Health, Health, Health

By: Ryan Sites, National Swine Specialist

February 2022

When we think about an animal’s performance, growth and overall development, we need to always think about health first and foremost. One of the first times we see projects struggle or have any health issues is when we first purchase the animal and move them to their new home. This is caused not only by a change in temperature and environment but can also be from co-mingling livestock from different farms.

This first transition in the animal’s life is a crucial time, and we must be very attentive, checking on these projects at least twice a day to see whether they are eating feed and drinking water and if there are signs of a cough, runny nose, loose stool or any kind of swelling in joints. All these listed can be indications of sickness or stress that we need to monitor closely. We always recommend hand feeding for at least the first couple of weeks so you can tell how much feed is being consumed at each feeding. Other factors to consider when we think about the health and well-being of your project are to start a de-worming schedule and look for other parasites like lice and mange. Even these can cause enough skin irritation and discomfort to slow down the growth and performance of a project.

When it comes to doctoring or administrating medicine, first and foremost, contact your veterinarian and find out the suggested medication and the correct dosage. Your veterinarian may also recommend a vaccination schedule as a precaution as you bring in projects from different farms and even different states. Another useful tool to have handy or in the barn is Show-Rite® Exhale. This product works great to open airways if the pig is having difficulty breathing or struggling with respiratory challenges. It can also be used when you start exercising to enable the animal to breathe easier and perform with greater stamina and endurance.

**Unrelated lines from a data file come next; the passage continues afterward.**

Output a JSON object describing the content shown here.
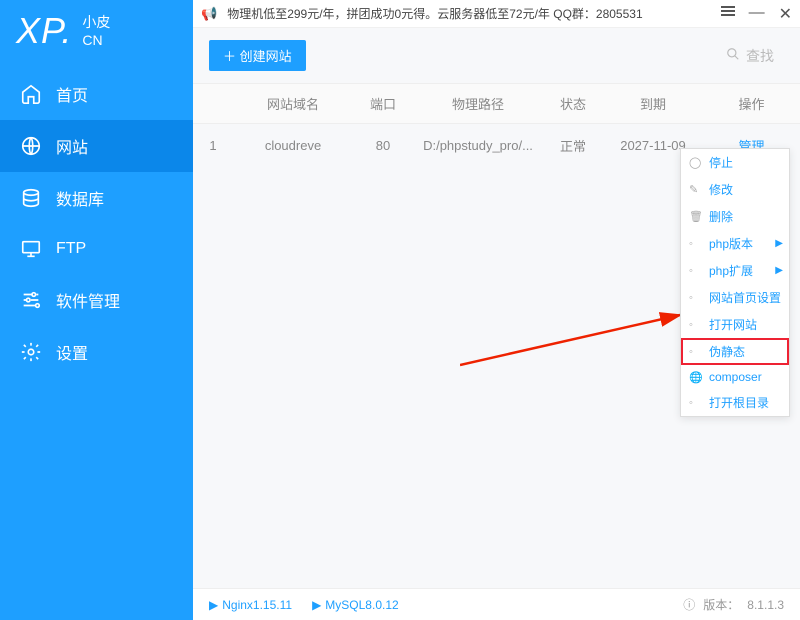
{
  "logo": {
    "xp": "XP.",
    "small1": "小皮",
    "small2": "CN"
  },
  "sidebar": {
    "items": [
      {
        "label": "首页"
      },
      {
        "label": "网站"
      },
      {
        "label": "数据库"
      },
      {
        "label": "FTP"
      },
      {
        "label": "软件管理"
      },
      {
        "label": "设置"
      }
    ]
  },
  "topbar": {
    "promo": "物理机低至299元/年，拼团成功0元得。云服务器低至72元/年  QQ群：2805531"
  },
  "toolbar": {
    "create_label": "创建网站",
    "search_label": "查找"
  },
  "table": {
    "headers": {
      "domain": "网站域名",
      "port": "端口",
      "path": "物理路径",
      "status": "状态",
      "expire": "到期",
      "action": "操作"
    },
    "rows": [
      {
        "num": "1",
        "domain": "cloudreve",
        "port": "80",
        "path": "D:/phpstudy_pro/...",
        "status": "正常",
        "expire": "2027-11-09",
        "action": "管理"
      }
    ]
  },
  "context": {
    "items": [
      {
        "label": "停止",
        "icon": "◯"
      },
      {
        "label": "修改",
        "icon": "✎"
      },
      {
        "label": "删除",
        "icon": "🗑"
      },
      {
        "label": "php版本",
        "icon": "◦",
        "submenu": true
      },
      {
        "label": "php扩展",
        "icon": "◦",
        "submenu": true
      },
      {
        "label": "网站首页设置",
        "icon": "◦"
      },
      {
        "label": "打开网站",
        "icon": "◦"
      },
      {
        "label": "伪静态",
        "icon": "◦",
        "highlight": true
      },
      {
        "label": "composer",
        "icon": "🌐"
      },
      {
        "label": "打开根目录",
        "icon": "◦"
      }
    ]
  },
  "statusbar": {
    "nginx": "Nginx1.15.11",
    "mysql": "MySQL8.0.12",
    "version_label": "版本：",
    "version": "8.1.1.3"
  }
}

In today’s very competitive show ring, you must keep your projects healthy and catch sickness and illness as early as possible. Do not wait and see if he is still coughing, limping or scouring tomorrow; be proactive and help those projects out as soon as possible. It is also very important to have a good relationship with a veterinarian so you can discuss and diagnose any health concerns quickly and remedy the problem as soon as possible. For you moms and dads out there, as we think about our projects, simply relate them to our own kids. Do not wait and see how they are feeling in a few days; help them as soon as possible. Finally, when we think about our projects, simply treat them like family and train them like athletes.